The convictions and sentences below are affirmed.
As shall be explained infra, only the first names of the juveniles are used. See 18 U.S.C.A. § 3509, generally. We also note that although each of these individuals had at least one "street name," or alias, we use only real names here in order to avoid confusion
Absecon is directly adjacent to Atlantic City
In his original motion, Anderson also argued that the government failed to provide a list of (1) all pending charges against government witnesses, and (2) the benefits that might accrue to the witnesses with regard to those charges should the witnesses agree to cooperate. He has not pursued this avenue on appeal
This section of the guidelines has since been deleted, and the provision fused with U.S.S.G. § 2G1.1. No substantive change was affected by the clarification, which was accomplished "in furtherance of the Commission's goal of simplifying the operation of the guidelines." Amendment 538, U.S.S.G. Appendix C, at 376
Anderson also argues in his reply brief that it was error for the district court to apply the obstruction of justice enhancement to his total base offense level because only one juvenile victim was urged to alter her testimony. The district court was correct, however, that "Jessica had information with respect to all the victims and the obstruction of justice affected the entire investigation." Memorandum of Sentencing App. at 1, Anderson App. at 49. There was no error

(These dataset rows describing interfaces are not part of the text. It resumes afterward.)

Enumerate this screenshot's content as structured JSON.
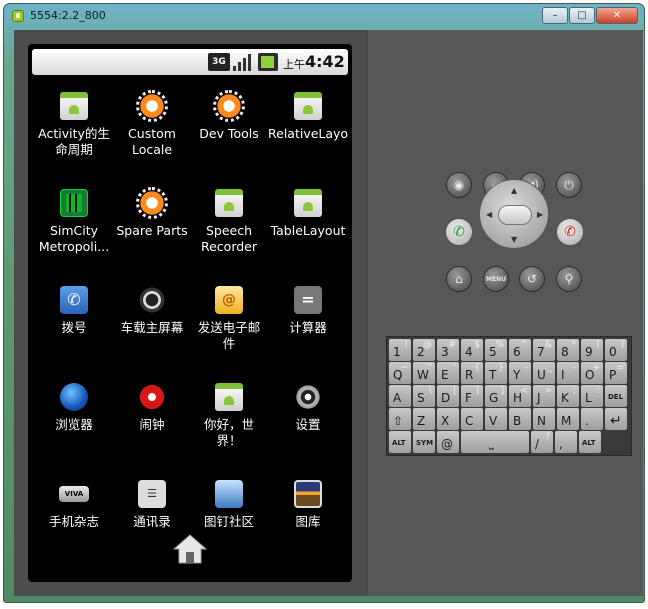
{
  "window": {
    "title": "5554:2.2_800",
    "buttons": {
      "minimize": "–",
      "maximize": "□",
      "close": "✕"
    }
  },
  "statusbar": {
    "network": "3G",
    "ampm": "上午",
    "time": "4:42"
  },
  "apps": [
    {
      "icon": "android-icon",
      "label_line1": "Activity的生",
      "label_line2": "命周期"
    },
    {
      "icon": "gear-icon",
      "label_line1": "Custom",
      "label_line2": "Locale"
    },
    {
      "icon": "gear-icon",
      "label_line1": "Dev Tools",
      "label_line2": ""
    },
    {
      "icon": "android-icon",
      "label_line1": "RelativeLayo",
      "label_line2": ""
    },
    {
      "icon": "simcity-icon",
      "label_line1": "SimCity",
      "label_line2": "Metropoli..."
    },
    {
      "icon": "gear-icon",
      "label_line1": "Spare Parts",
      "label_line2": ""
    },
    {
      "icon": "android-icon",
      "label_line1": "Speech",
      "label_line2": "Recorder"
    },
    {
      "icon": "android-icon",
      "label_line1": "TableLayout",
      "label_line2": ""
    },
    {
      "icon": "phone-icon",
      "label_line1": "拨号",
      "label_line2": ""
    },
    {
      "icon": "steering-wheel-icon",
      "label_line1": "车载主屏幕",
      "label_line2": ""
    },
    {
      "icon": "mail-icon",
      "label_line1": "发送电子邮",
      "label_line2": "件"
    },
    {
      "icon": "calculator-icon",
      "label_line1": "计算器",
      "label_line2": ""
    },
    {
      "icon": "globe-icon",
      "label_line1": "浏览器",
      "label_line2": ""
    },
    {
      "icon": "alarm-clock-icon",
      "label_line1": "闹钟",
      "label_line2": ""
    },
    {
      "icon": "android-icon",
      "label_line1": "你好，世",
      "label_line2": "界！"
    },
    {
      "icon": "settings-icon",
      "label_line1": "设置",
      "label_line2": ""
    },
    {
      "icon": "vivo-icon",
      "label_line1": "手机杂志",
      "label_line2": ""
    },
    {
      "icon": "contacts-icon",
      "label_line1": "通讯录",
      "label_line2": ""
    },
    {
      "icon": "photos-icon",
      "label_line1": "图钉社区",
      "label_line2": ""
    },
    {
      "icon": "gallery-icon",
      "label_line1": "图库",
      "label_line2": ""
    }
  ],
  "controls": {
    "menu_label": "MENU"
  },
  "keyboard": {
    "row1": [
      {
        "main": "1",
        "alt": "!"
      },
      {
        "main": "2",
        "alt": "@"
      },
      {
        "main": "3",
        "alt": "#"
      },
      {
        "main": "4",
        "alt": "$"
      },
      {
        "main": "5",
        "alt": "%"
      },
      {
        "main": "6",
        "alt": "^"
      },
      {
        "main": "7",
        "alt": "&"
      },
      {
        "main": "8",
        "alt": "*"
      },
      {
        "main": "9",
        "alt": "("
      },
      {
        "main": "0",
        "alt": ")"
      }
    ],
    "row2": [
      {
        "main": "Q",
        "alt": "~"
      },
      {
        "main": "W",
        "alt": "\""
      },
      {
        "main": "E",
        "alt": "'"
      },
      {
        "main": "R",
        "alt": "{"
      },
      {
        "main": "T",
        "alt": "}"
      },
      {
        "main": "Y",
        "alt": "-"
      },
      {
        "main": "U",
        "alt": "_"
      },
      {
        "main": "I",
        "alt": "-"
      },
      {
        "main": "O",
        "alt": "+"
      },
      {
        "main": "P",
        "alt": "="
      }
    ],
    "row3": [
      {
        "main": "A",
        "alt": ""
      },
      {
        "main": "S",
        "alt": "\\"
      },
      {
        "main": "D",
        "alt": "|"
      },
      {
        "main": "F",
        "alt": "["
      },
      {
        "main": "G",
        "alt": "]"
      },
      {
        "main": "H",
        "alt": "<"
      },
      {
        "main": "J",
        "alt": ">"
      },
      {
        "main": "K",
        "alt": ";"
      },
      {
        "main": "L",
        "alt": ":"
      },
      {
        "main": "DEL",
        "alt": ""
      }
    ],
    "row4": [
      {
        "main": "⇧",
        "alt": ""
      },
      {
        "main": "Z",
        "alt": ""
      },
      {
        "main": "X",
        "alt": ""
      },
      {
        "main": "C",
        "alt": ""
      },
      {
        "main": "V",
        "alt": ""
      },
      {
        "main": "B",
        "alt": ""
      },
      {
        "main": "N",
        "alt": ""
      },
      {
        "main": "M",
        "alt": ""
      },
      {
        "main": ".",
        "alt": ""
      },
      {
        "main": "↵",
        "alt": ""
      }
    ],
    "row5": {
      "alt_left": "ALT",
      "sym": "SYM",
      "at": "@",
      "space": "⎵",
      "slash": "/",
      "slash_alt": "?",
      "comma": ",",
      "alt_right": "ALT"
    }
  }
}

At oral argument, and at Anderson's disposition, the point was made that one of the juvenile witnesses had been staying in a hotel with a female police officer during the trial. This was done to provide the juvenile with an appropriate chaperon in the absence of an adult family member. But without any evidence that her testimony was actually altered or prompted by the influence of the police officer--such as a prior inconsistent statement--we see no reason to disturb the jury's verdict